Task
Only an exact repetition of the entries counts as an answer.

Stored items
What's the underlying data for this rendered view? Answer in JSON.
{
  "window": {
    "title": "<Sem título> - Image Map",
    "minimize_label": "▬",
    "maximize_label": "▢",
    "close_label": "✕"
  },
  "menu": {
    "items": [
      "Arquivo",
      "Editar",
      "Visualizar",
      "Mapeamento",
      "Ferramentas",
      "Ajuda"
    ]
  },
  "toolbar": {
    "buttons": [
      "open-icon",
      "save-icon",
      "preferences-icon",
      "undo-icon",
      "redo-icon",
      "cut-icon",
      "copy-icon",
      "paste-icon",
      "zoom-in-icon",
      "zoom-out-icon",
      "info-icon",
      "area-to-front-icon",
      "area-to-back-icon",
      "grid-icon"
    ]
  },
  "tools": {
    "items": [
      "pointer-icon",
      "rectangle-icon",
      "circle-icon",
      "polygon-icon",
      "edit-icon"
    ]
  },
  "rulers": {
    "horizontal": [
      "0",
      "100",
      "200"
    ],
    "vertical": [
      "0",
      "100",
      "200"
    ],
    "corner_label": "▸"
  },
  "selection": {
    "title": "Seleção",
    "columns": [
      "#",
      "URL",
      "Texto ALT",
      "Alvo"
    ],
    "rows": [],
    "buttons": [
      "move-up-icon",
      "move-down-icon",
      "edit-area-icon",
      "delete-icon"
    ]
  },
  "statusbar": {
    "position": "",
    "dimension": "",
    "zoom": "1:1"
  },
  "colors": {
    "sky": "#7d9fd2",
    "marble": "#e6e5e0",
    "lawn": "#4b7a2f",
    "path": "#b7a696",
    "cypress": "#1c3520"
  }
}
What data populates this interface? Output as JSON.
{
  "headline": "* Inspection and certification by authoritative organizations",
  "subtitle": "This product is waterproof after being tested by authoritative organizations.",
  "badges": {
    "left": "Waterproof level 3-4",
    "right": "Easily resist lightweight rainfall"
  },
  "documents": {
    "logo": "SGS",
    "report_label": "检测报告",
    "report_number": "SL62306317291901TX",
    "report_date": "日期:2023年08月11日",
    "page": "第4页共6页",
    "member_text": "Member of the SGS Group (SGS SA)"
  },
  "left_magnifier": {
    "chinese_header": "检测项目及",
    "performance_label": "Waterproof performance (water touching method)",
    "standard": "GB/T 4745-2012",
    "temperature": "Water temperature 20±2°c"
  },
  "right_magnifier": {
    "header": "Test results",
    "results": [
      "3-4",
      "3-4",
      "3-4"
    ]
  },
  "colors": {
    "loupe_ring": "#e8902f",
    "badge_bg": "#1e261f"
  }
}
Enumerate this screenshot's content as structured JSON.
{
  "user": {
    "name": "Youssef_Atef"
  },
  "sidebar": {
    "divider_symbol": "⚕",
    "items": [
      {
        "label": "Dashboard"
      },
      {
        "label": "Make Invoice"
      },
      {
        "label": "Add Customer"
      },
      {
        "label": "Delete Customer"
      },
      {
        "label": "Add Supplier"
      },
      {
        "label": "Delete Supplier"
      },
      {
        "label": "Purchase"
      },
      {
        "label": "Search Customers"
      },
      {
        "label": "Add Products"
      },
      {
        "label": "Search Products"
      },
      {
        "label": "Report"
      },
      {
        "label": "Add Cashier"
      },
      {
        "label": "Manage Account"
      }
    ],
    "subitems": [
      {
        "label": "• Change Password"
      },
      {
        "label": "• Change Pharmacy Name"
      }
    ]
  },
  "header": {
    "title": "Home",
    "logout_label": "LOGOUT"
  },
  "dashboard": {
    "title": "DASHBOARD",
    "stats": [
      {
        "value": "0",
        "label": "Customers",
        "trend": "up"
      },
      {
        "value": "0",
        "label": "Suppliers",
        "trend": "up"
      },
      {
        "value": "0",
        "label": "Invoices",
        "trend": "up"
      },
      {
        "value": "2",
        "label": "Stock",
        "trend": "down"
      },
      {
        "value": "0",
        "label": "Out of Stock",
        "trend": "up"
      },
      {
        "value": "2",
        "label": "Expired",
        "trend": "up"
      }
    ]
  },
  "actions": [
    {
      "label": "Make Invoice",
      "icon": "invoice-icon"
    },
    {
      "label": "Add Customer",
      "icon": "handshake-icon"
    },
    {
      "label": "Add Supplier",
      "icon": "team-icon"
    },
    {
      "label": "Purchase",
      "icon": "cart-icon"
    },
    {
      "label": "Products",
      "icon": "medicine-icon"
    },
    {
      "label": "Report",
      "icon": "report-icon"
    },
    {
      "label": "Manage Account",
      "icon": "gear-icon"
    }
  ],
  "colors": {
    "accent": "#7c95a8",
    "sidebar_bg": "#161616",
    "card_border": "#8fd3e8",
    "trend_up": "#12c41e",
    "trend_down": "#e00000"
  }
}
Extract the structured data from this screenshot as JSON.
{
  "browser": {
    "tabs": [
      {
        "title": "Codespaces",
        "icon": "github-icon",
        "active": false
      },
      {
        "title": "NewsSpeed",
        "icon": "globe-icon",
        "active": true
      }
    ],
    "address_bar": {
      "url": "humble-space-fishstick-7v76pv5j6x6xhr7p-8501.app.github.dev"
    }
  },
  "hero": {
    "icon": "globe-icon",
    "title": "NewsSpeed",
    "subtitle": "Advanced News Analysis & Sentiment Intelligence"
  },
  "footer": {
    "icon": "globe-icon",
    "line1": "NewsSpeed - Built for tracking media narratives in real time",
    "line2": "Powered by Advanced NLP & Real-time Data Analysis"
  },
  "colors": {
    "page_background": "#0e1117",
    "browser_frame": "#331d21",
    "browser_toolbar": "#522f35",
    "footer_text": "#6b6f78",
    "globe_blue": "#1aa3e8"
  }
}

Solution for this task
What's the underlying data for this rendered view? Answer in JSON.
{
  "window": {
    "title": "<Sem título> - Image Map",
    "minimize_label": "▬",
    "maximize_label": "▢",
    "close_label": "✕"
  },
  "menu": {
    "items": [
      "Arquivo",
      "Editar",
      "Visualizar",
      "Mapeamento",
      "Ferramentas",
      "Ajuda"
    ]
  },
  "toolbar": {
    "buttons": [
      "open-icon",
      "save-icon",
      "preferences-icon",
      "undo-icon",
      "redo-icon",
      "cut-icon",
      "copy-icon",
      "paste-icon",
      "zoom-in-icon",
      "zoom-out-icon",
      "info-icon",
      "area-to-front-icon",
      "area-to-back-icon",
      "grid-icon"
    ]
  },
  "tools": {
    "items": [
      "pointer-icon",
      "rectangle-icon",
      "circle-icon",
      "polygon-icon",
      "edit-icon"
    ]
  },
  "rulers": {
    "horizontal": [
      "0",
      "100",
      "200"
    ],
    "vertical": [
      "0",
      "100",
      "200"
    ],
    "corner_label": "▸"
  },
  "selection": {
    "title": "Seleção",
    "columns": [
      "#",
      "URL",
      "Texto ALT",
      "Alvo"
    ],
    "rows": [],
    "buttons": [
      "move-up-icon",
      "move-down-icon",
      "edit-area-icon",
      "delete-icon"
    ]
  },
  "statusbar": {
    "position": "",
    "dimension": "",
    "zoom": "1:1"
  },
  "colors": {
    "sky": "#7d9fd2",
    "marble": "#e6e5e0",
    "lawn": "#4b7a2f",
    "path": "#b7a696",
    "cypress": "#1c3520"
  }
}
What data populates this interface? Output as JSON.
{
  "headline": "* Inspection and certification by authoritative organizations",
  "subtitle": "This product is waterproof after being tested by authoritative organizations.",
  "badges": {
    "left": "Waterproof level 3-4",
    "right": "Easily resist lightweight rainfall"
  },
  "documents": {
    "logo": "SGS",
    "report_label": "检测报告",
    "report_number": "SL62306317291901TX",
    "report_date": "日期:2023年08月11日",
    "page": "第4页共6页",
    "member_text": "Member of the SGS Group (SGS SA)"
  },
  "left_magnifier": {
    "chinese_header": "检测项目及",
    "performance_label": "Waterproof performance (water touching method)",
    "standard": "GB/T 4745-2012",
    "temperature": "Water temperature 20±2°c"
  },
  "right_magnifier": {
    "header": "Test results",
    "results": [
      "3-4",
      "3-4",
      "3-4"
    ]
  },
  "colors": {
    "loupe_ring": "#e8902f",
    "badge_bg": "#1e261f"
  }
}
Enumerate this screenshot's content as structured JSON.
{
  "user": {
    "name": "Youssef_Atef"
  },
  "sidebar": {
    "divider_symbol": "⚕",
    "items": [
      {
        "label": "Dashboard"
      },
      {
        "label": "Make Invoice"
      },
      {
        "label": "Add Customer"
      },
      {
        "label": "Delete Customer"
      },
      {
        "label": "Add Supplier"
      },
      {
        "label": "Delete Supplier"
      },
      {
        "label": "Purchase"
      },
      {
        "label": "Search Customers"
      },
      {
        "label": "Add Products"
      },
      {
        "label": "Search Products"
      },
      {
        "label": "Report"
      },
      {
        "label": "Add Cashier"
      },
      {
        "label": "Manage Account"
      }
    ],
    "subitems": [
      {
        "label": "• Change Password"
      },
      {
        "label": "• Change Pharmacy Name"
      }
    ]
  },
  "header": {
    "title": "Home",
    "logout_label": "LOGOUT"
  },
  "dashboard": {
    "title": "DASHBOARD",
    "stats": [
      {
        "value": "0",
        "label": "Customers",
        "trend": "up"
      },
      {
        "value": "0",
        "label": "Suppliers",
        "trend": "up"
      },
      {
        "value": "0",
        "label": "Invoices",
        "trend": "up"
      },
      {
        "value": "2",
        "label": "Stock",
        "trend": "down"
      },
      {
        "value": "0",
        "label": "Out of Stock",
        "trend": "up"
      },
      {
        "value": "2",
        "label": "Expired",
        "trend": "up"
      }
    ]
  },
  "actions": [
    {
      "label": "Make Invoice",
      "icon": "invoice-icon"
    },
    {
      "label": "Add Customer",
      "icon": "handshake-icon"
    },
    {
      "label": "Add Supplier",
      "icon": "team-icon"
    },
    {
      "label": "Purchase",
      "icon": "cart-icon"
    },
    {
      "label": "Products",
      "icon": "medicine-icon"
    },
    {
      "label": "Report",
      "icon": "report-icon"
    },
    {
      "label": "Manage Account",
      "icon": "gear-icon"
    }
  ],
  "colors": {
    "accent": "#7c95a8",
    "sidebar_bg": "#161616",
    "card_border": "#8fd3e8",
    "trend_up": "#12c41e",
    "trend_down": "#e00000"
  }
}
Extract the structured data from this screenshot as JSON.
{
  "browser": {
    "tabs": [
      {
        "title": "Codespaces",
        "icon": "github-icon",
        "active": false
      },
      {
        "title": "NewsSpeed",
        "icon": "globe-icon",
        "active": true
      }
    ],
    "address_bar": {
      "url": "humble-space-fishstick-7v76pv5j6x6xhr7p-8501.app.github.dev"
    }
  },
  "hero": {
    "icon": "globe-icon",
    "title": "NewsSpeed",
    "subtitle": "Advanced News Analysis & Sentiment Intelligence"
  },
  "footer": {
    "icon": "globe-icon",
    "line1": "NewsSpeed - Built for tracking media narratives in real time",
    "line2": "Powered by Advanced NLP & Real-time Data Analysis"
  },
  "colors": {
    "page_background": "#0e1117",
    "browser_frame": "#331d21",
    "browser_toolbar": "#522f35",
    "footer_text": "#6b6f78",
    "globe_blue": "#1aa3e8"
  }
}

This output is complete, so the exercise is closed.